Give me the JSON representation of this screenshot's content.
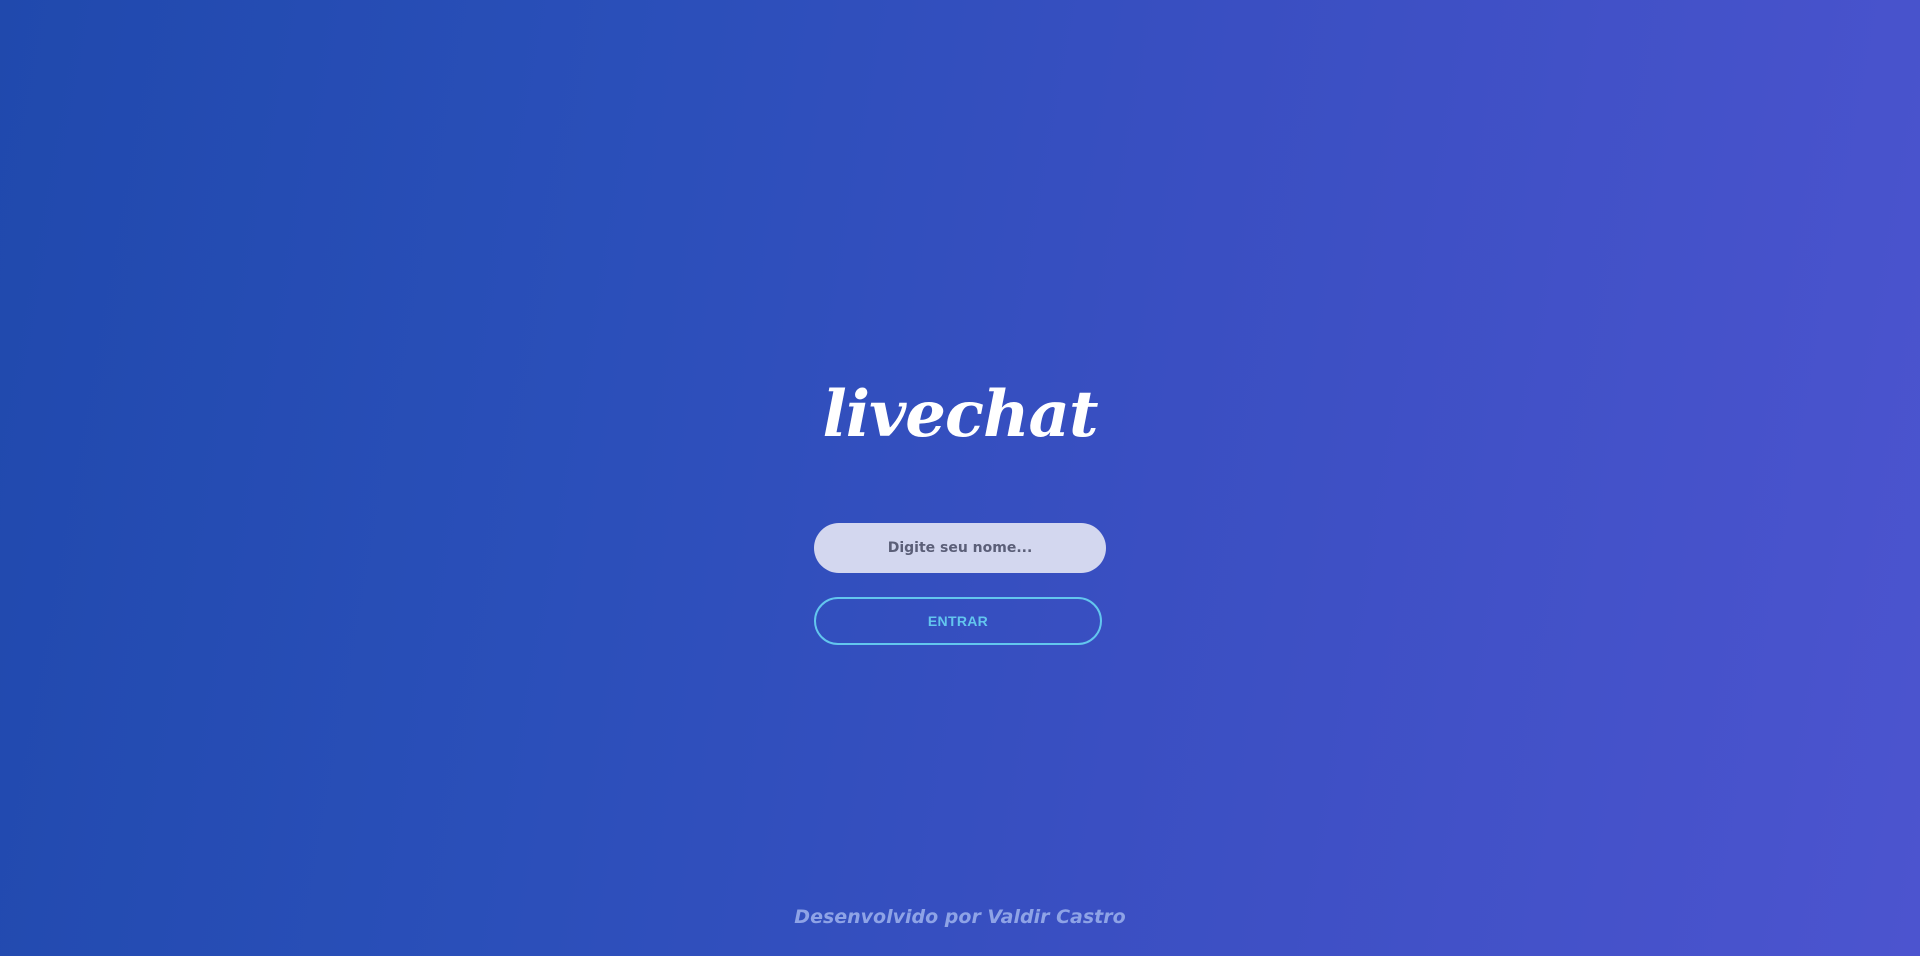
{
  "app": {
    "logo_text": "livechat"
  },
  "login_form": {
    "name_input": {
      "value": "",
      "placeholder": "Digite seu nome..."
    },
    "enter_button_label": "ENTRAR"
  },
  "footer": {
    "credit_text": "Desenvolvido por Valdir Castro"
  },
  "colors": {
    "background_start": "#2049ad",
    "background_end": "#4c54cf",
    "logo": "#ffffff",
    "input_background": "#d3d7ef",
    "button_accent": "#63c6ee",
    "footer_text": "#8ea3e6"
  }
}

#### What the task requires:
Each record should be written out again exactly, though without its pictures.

#### Task solution:
Give me the JSON representation of this screenshot's content.
{
  "app": {
    "logo_text": "livechat"
  },
  "login_form": {
    "name_input": {
      "value": "",
      "placeholder": "Digite seu nome..."
    },
    "enter_button_label": "ENTRAR"
  },
  "footer": {
    "credit_text": "Desenvolvido por Valdir Castro"
  },
  "colors": {
    "background_start": "#2049ad",
    "background_end": "#4c54cf",
    "logo": "#ffffff",
    "input_background": "#d3d7ef",
    "button_accent": "#63c6ee",
    "footer_text": "#8ea3e6"
  }
}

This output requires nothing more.